#### DATA TO USE

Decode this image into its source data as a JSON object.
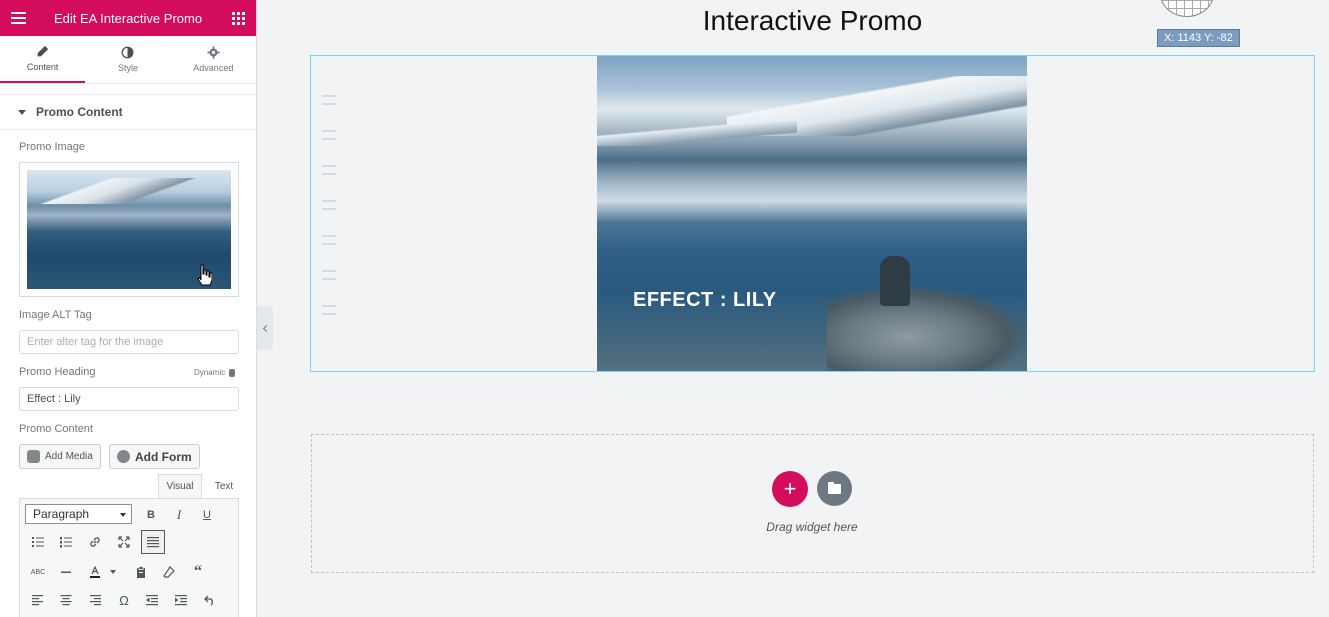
{
  "topbar": {
    "title": "Edit EA Interactive Promo",
    "menu_icon": "hamburger-icon",
    "apps_icon": "grid-icon"
  },
  "tabs": [
    {
      "label": "Content",
      "icon": "pencil-icon",
      "active": true
    },
    {
      "label": "Style",
      "icon": "contrast-icon",
      "active": false
    },
    {
      "label": "Advanced",
      "icon": "gear-icon",
      "active": false
    }
  ],
  "section": {
    "title": "Promo Content"
  },
  "controls": {
    "promo_image_label": "Promo Image",
    "alt_label": "Image ALT Tag",
    "alt_placeholder": "Enter alter tag for the image",
    "heading_label": "Promo Heading",
    "dynamic_label": "Dynamic",
    "heading_value": "Effect : Lily",
    "content_label": "Promo Content"
  },
  "editor": {
    "add_media": "Add Media",
    "add_form": "Add Form",
    "tab_visual": "Visual",
    "tab_text": "Text",
    "format_value": "Paragraph",
    "bold": "B",
    "italic": "I",
    "underline": "U",
    "abc": "ABC",
    "omega": "Ω",
    "quote": "“"
  },
  "canvas": {
    "page_title": "Interactive Promo",
    "coords": "X: 1143 Y: -82",
    "promo_heading": "EFFECT : LILY",
    "drag_text": "Drag widget here",
    "add_symbol": "+"
  },
  "colors": {
    "brand": "#d30c5c",
    "selection": "#71d7f7",
    "muted": "#6d7882"
  }
}
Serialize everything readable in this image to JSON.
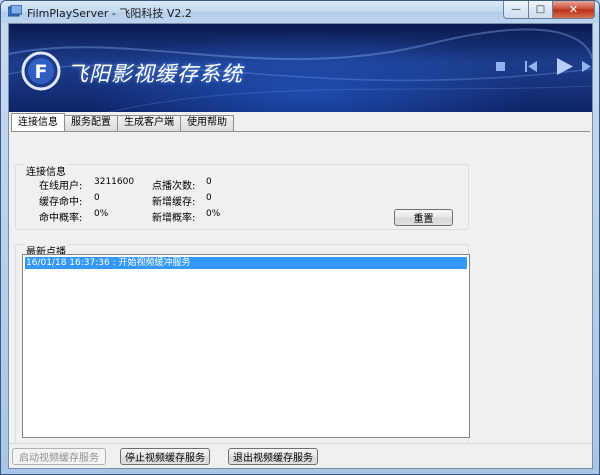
{
  "window": {
    "title": "FilmPlayServer - 飞阳科技 V2.2",
    "controls": {
      "minimize": "—",
      "maximize": "□",
      "close": "✕"
    }
  },
  "banner": {
    "logo_letter": "F",
    "title": "飞阳影视缓存系统",
    "media_icons": [
      "stop-icon",
      "previous-icon",
      "play-icon",
      "next-icon"
    ]
  },
  "tabs": [
    {
      "label": "连接信息",
      "active": true
    },
    {
      "label": "服务配置",
      "active": false
    },
    {
      "label": "生成客户端",
      "active": false
    },
    {
      "label": "使用帮助",
      "active": false
    }
  ],
  "connection": {
    "group_label": "连接信息",
    "online_users_label": "在线用户:",
    "online_users_value": "3211600",
    "play_count_label": "点播次数:",
    "play_count_value": "0",
    "cache_hit_label": "缓存命中:",
    "cache_hit_value": "0",
    "new_cache_label": "新增缓存:",
    "new_cache_value": "0",
    "hit_rate_label": "命中概率:",
    "hit_rate_value": "0%",
    "new_rate_label": "新增概率:",
    "new_rate_value": "0%",
    "reset_button": "重置"
  },
  "latest": {
    "group_label": "最新点播",
    "log": [
      "16/01/18 16:37:36 : 开始视频缓冲服务"
    ]
  },
  "footer": {
    "start_button": "启动视频缓存服务",
    "stop_button": "停止视频缓存服务",
    "exit_button": "退出视频缓存服务"
  },
  "colors": {
    "selection": "#3399ff",
    "banner_dark": "#0b1a4f",
    "banner_mid": "#1c3d8c"
  }
}
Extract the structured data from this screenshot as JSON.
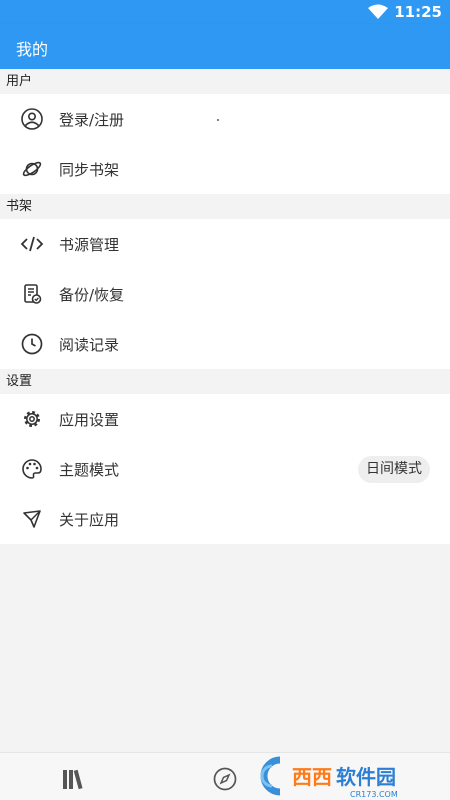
{
  "status_bar": {
    "time": "11:25"
  },
  "app_bar": {
    "title": "我的"
  },
  "sections": [
    {
      "header": "用户",
      "items": [
        {
          "label": "登录/注册"
        },
        {
          "label": "同步书架"
        }
      ]
    },
    {
      "header": "书架",
      "items": [
        {
          "label": "书源管理"
        },
        {
          "label": "备份/恢复"
        },
        {
          "label": "阅读记录"
        }
      ]
    },
    {
      "header": "设置",
      "items": [
        {
          "label": "应用设置"
        },
        {
          "label": "主题模式",
          "value": "日间模式"
        },
        {
          "label": "关于应用"
        }
      ]
    }
  ],
  "colors": {
    "accent": "#2f98f3",
    "background": "#f3f3f3",
    "text": "#333333"
  },
  "icons": {
    "login": "account-circle-icon",
    "sync": "planet-icon",
    "source": "code-icon",
    "backup": "backup-document-icon",
    "history": "clock-icon",
    "settings": "gear-icon",
    "theme": "palette-icon",
    "about": "send-icon"
  },
  "watermark": {
    "brand": "西西软件园",
    "site": "CR173.COM"
  }
}
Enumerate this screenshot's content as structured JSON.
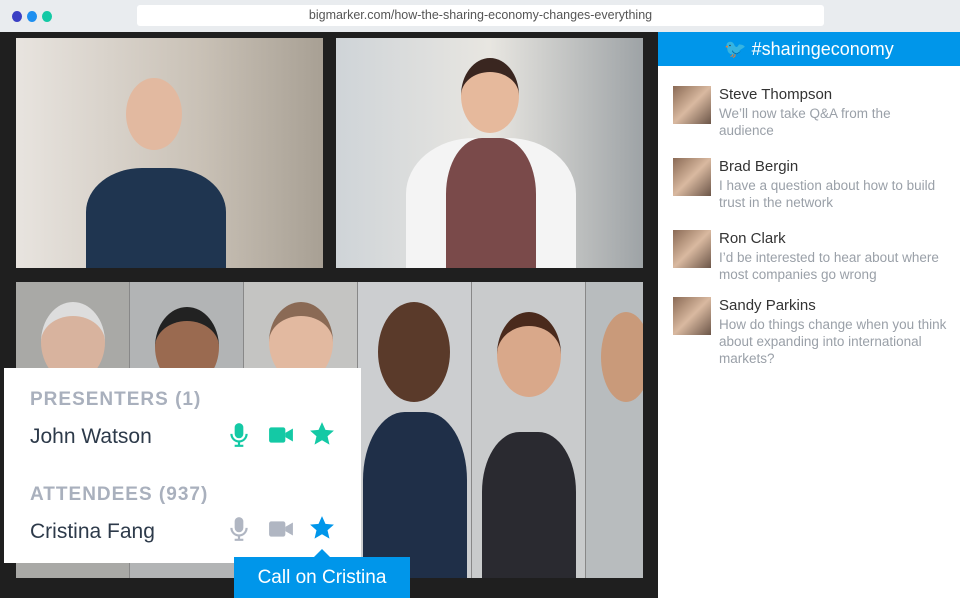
{
  "browser": {
    "url": "bigmarker.com/how-the-sharing-economy-changes-everything",
    "dots": [
      "#3a3fc4",
      "#1e8ff0",
      "#14c9a5"
    ]
  },
  "sidebar": {
    "hashtag": "#sharingeconomy",
    "messages": [
      {
        "name": "Steve Thompson",
        "text": "We’ll now take Q&A from the audience"
      },
      {
        "name": "Brad Bergin",
        "text": "I have a question about how to build trust in the network"
      },
      {
        "name": "Ron Clark",
        "text": "I’d be interested to hear about where most companies go wrong"
      },
      {
        "name": "Sandy Parkins",
        "text": "How do things change when you think about expanding into international markets?"
      }
    ]
  },
  "panel": {
    "presenters_label": "PRESENTERS (1)",
    "presenter": "John Watson",
    "attendees_label": "ATTENDEES (937)",
    "attendee": "Cristina Fang",
    "tooltip": "Call on Cristina"
  },
  "colors": {
    "accent": "#0096ea",
    "active": "#14c9a5",
    "inactive": "#b0b6c2"
  }
}
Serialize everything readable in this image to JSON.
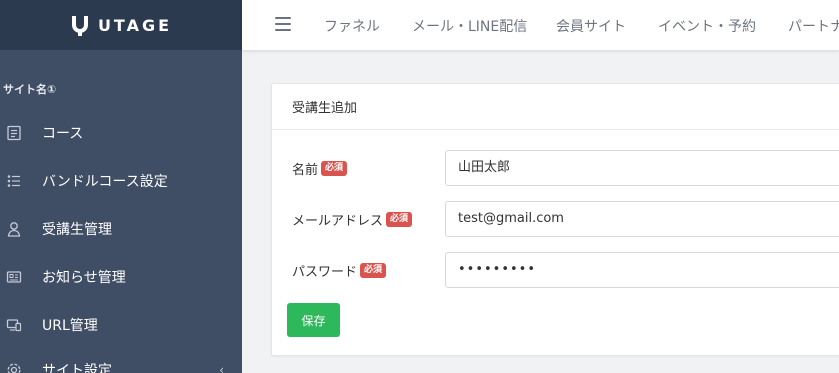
{
  "brand": {
    "logo_text": "UTAGE"
  },
  "sidebar": {
    "site_name": "サイト名①",
    "items": [
      {
        "label": "コース",
        "icon": "document-icon"
      },
      {
        "label": "バンドルコース設定",
        "icon": "list-icon"
      },
      {
        "label": "受講生管理",
        "icon": "user-icon"
      },
      {
        "label": "お知らせ管理",
        "icon": "newspaper-icon"
      },
      {
        "label": "URL管理",
        "icon": "devices-icon"
      },
      {
        "label": "サイト設定",
        "icon": "gear-icon",
        "chevron": "‹"
      }
    ]
  },
  "topnav": {
    "items": [
      "ファネル",
      "メール・LINE配信",
      "会員サイト",
      "イベント・予約",
      "パートナー"
    ]
  },
  "form": {
    "title": "受講生追加",
    "required_badge": "必須",
    "fields": [
      {
        "label": "名前",
        "value": "山田太郎"
      },
      {
        "label": "メールアドレス",
        "value": "test@gmail.com"
      },
      {
        "label": "パスワード",
        "value": "•••••••••"
      }
    ],
    "save_label": "保存"
  },
  "colors": {
    "sidebar_bg": "#3f4d65",
    "logo_bg": "#2c3a50",
    "required": "#d9534f",
    "save": "#2eb85c"
  }
}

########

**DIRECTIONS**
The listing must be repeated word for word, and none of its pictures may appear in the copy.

**SOLVED EXERCISE**
Decode this image into its source data as a JSON object.
{
  "topbar": {
    "title": "Edit EA Interactive Promo",
    "menu_icon": "hamburger-icon",
    "apps_icon": "grid-icon"
  },
  "tabs": [
    {
      "label": "Content",
      "icon": "pencil-icon",
      "active": true
    },
    {
      "label": "Style",
      "icon": "contrast-icon",
      "active": false
    },
    {
      "label": "Advanced",
      "icon": "gear-icon",
      "active": false
    }
  ],
  "section": {
    "title": "Promo Content"
  },
  "controls": {
    "promo_image_label": "Promo Image",
    "alt_label": "Image ALT Tag",
    "alt_placeholder": "Enter alter tag for the image",
    "heading_label": "Promo Heading",
    "dynamic_label": "Dynamic",
    "heading_value": "Effect : Lily",
    "content_label": "Promo Content"
  },
  "editor": {
    "add_media": "Add Media",
    "add_form": "Add Form",
    "tab_visual": "Visual",
    "tab_text": "Text",
    "format_value": "Paragraph",
    "bold": "B",
    "italic": "I",
    "underline": "U",
    "abc": "ABC",
    "omega": "Ω",
    "quote": "“"
  },
  "canvas": {
    "page_title": "Interactive Promo",
    "coords": "X: 1143 Y: -82",
    "promo_heading": "EFFECT : LILY",
    "drag_text": "Drag widget here",
    "add_symbol": "+"
  },
  "colors": {
    "brand": "#d30c5c",
    "selection": "#71d7f7",
    "muted": "#6d7882"
  }
}
Serialize everything readable in this image to JSON.
{
  "window": {
    "title": "FilmPlayServer - 飞阳科技 V2.2",
    "controls": {
      "minimize": "—",
      "maximize": "□",
      "close": "✕"
    }
  },
  "banner": {
    "logo_letter": "F",
    "title": "飞阳影视缓存系统",
    "media_icons": [
      "stop-icon",
      "previous-icon",
      "play-icon",
      "next-icon"
    ]
  },
  "tabs": [
    {
      "label": "连接信息",
      "active": true
    },
    {
      "label": "服务配置",
      "active": false
    },
    {
      "label": "生成客户端",
      "active": false
    },
    {
      "label": "使用帮助",
      "active": false
    }
  ],
  "connection": {
    "group_label": "连接信息",
    "online_users_label": "在线用户:",
    "online_users_value": "3211600",
    "play_count_label": "点播次数:",
    "play_count_value": "0",
    "cache_hit_label": "缓存命中:",
    "cache_hit_value": "0",
    "new_cache_label": "新增缓存:",
    "new_cache_value": "0",
    "hit_rate_label": "命中概率:",
    "hit_rate_value": "0%",
    "new_rate_label": "新增概率:",
    "new_rate_value": "0%",
    "reset_button": "重置"
  },
  "latest": {
    "group_label": "最新点播",
    "log": [
      "16/01/18 16:37:36 : 开始视频缓冲服务"
    ]
  },
  "footer": {
    "start_button": "启动视频缓存服务",
    "stop_button": "停止视频缓存服务",
    "exit_button": "退出视频缓存服务"
  },
  "colors": {
    "selection": "#3399ff",
    "banner_dark": "#0b1a4f",
    "banner_mid": "#1c3d8c"
  }
}
Extract the structured data from this screenshot as JSON.
{
  "status_bar": {
    "time": "11:25"
  },
  "app_bar": {
    "title": "我的"
  },
  "sections": [
    {
      "header": "用户",
      "items": [
        {
          "label": "登录/注册"
        },
        {
          "label": "同步书架"
        }
      ]
    },
    {
      "header": "书架",
      "items": [
        {
          "label": "书源管理"
        },
        {
          "label": "备份/恢复"
        },
        {
          "label": "阅读记录"
        }
      ]
    },
    {
      "header": "设置",
      "items": [
        {
          "label": "应用设置"
        },
        {
          "label": "主题模式",
          "value": "日间模式"
        },
        {
          "label": "关于应用"
        }
      ]
    }
  ],
  "colors": {
    "accent": "#2f98f3",
    "background": "#f3f3f3",
    "text": "#333333"
  },
  "icons": {
    "login": "account-circle-icon",
    "sync": "planet-icon",
    "source": "code-icon",
    "backup": "backup-document-icon",
    "history": "clock-icon",
    "settings": "gear-icon",
    "theme": "palette-icon",
    "about": "send-icon"
  },
  "watermark": {
    "brand": "西西软件园",
    "site": "CR173.COM"
  }
}
Enumerate this screenshot's content as structured JSON.
{
  "browser": {
    "url": "bigmarker.com/how-the-sharing-economy-changes-everything",
    "dots": [
      "#3a3fc4",
      "#1e8ff0",
      "#14c9a5"
    ]
  },
  "sidebar": {
    "hashtag": "#sharingeconomy",
    "messages": [
      {
        "name": "Steve Thompson",
        "text": "We’ll now take Q&A from the audience"
      },
      {
        "name": "Brad Bergin",
        "text": "I have a question about how to build trust in the network"
      },
      {
        "name": "Ron Clark",
        "text": "I’d be interested to hear about where most companies go wrong"
      },
      {
        "name": "Sandy Parkins",
        "text": "How do things change when you think about expanding into international markets?"
      }
    ]
  },
  "panel": {
    "presenters_label": "PRESENTERS (1)",
    "presenter": "John Watson",
    "attendees_label": "ATTENDEES (937)",
    "attendee": "Cristina Fang",
    "tooltip": "Call on Cristina"
  },
  "colors": {
    "accent": "#0096ea",
    "active": "#14c9a5",
    "inactive": "#b0b6c2"
  }
}
Serialize everything readable in this image to JSON.
{
  "brand": {
    "logo_text": "UTAGE"
  },
  "sidebar": {
    "site_name": "サイト名①",
    "items": [
      {
        "label": "コース",
        "icon": "document-icon"
      },
      {
        "label": "バンドルコース設定",
        "icon": "list-icon"
      },
      {
        "label": "受講生管理",
        "icon": "user-icon"
      },
      {
        "label": "お知らせ管理",
        "icon": "newspaper-icon"
      },
      {
        "label": "URL管理",
        "icon": "devices-icon"
      },
      {
        "label": "サイト設定",
        "icon": "gear-icon",
        "chevron": "‹"
      }
    ]
  },
  "topnav": {
    "items": [
      "ファネル",
      "メール・LINE配信",
      "会員サイト",
      "イベント・予約",
      "パートナー"
    ]
  },
  "form": {
    "title": "受講生追加",
    "required_badge": "必須",
    "fields": [
      {
        "label": "名前",
        "value": "山田太郎"
      },
      {
        "label": "メールアドレス",
        "value": "test@gmail.com"
      },
      {
        "label": "パスワード",
        "value": "•••••••••"
      }
    ],
    "save_label": "保存"
  },
  "colors": {
    "sidebar_bg": "#3f4d65",
    "logo_bg": "#2c3a50",
    "required": "#d9534f",
    "save": "#2eb85c"
  }
}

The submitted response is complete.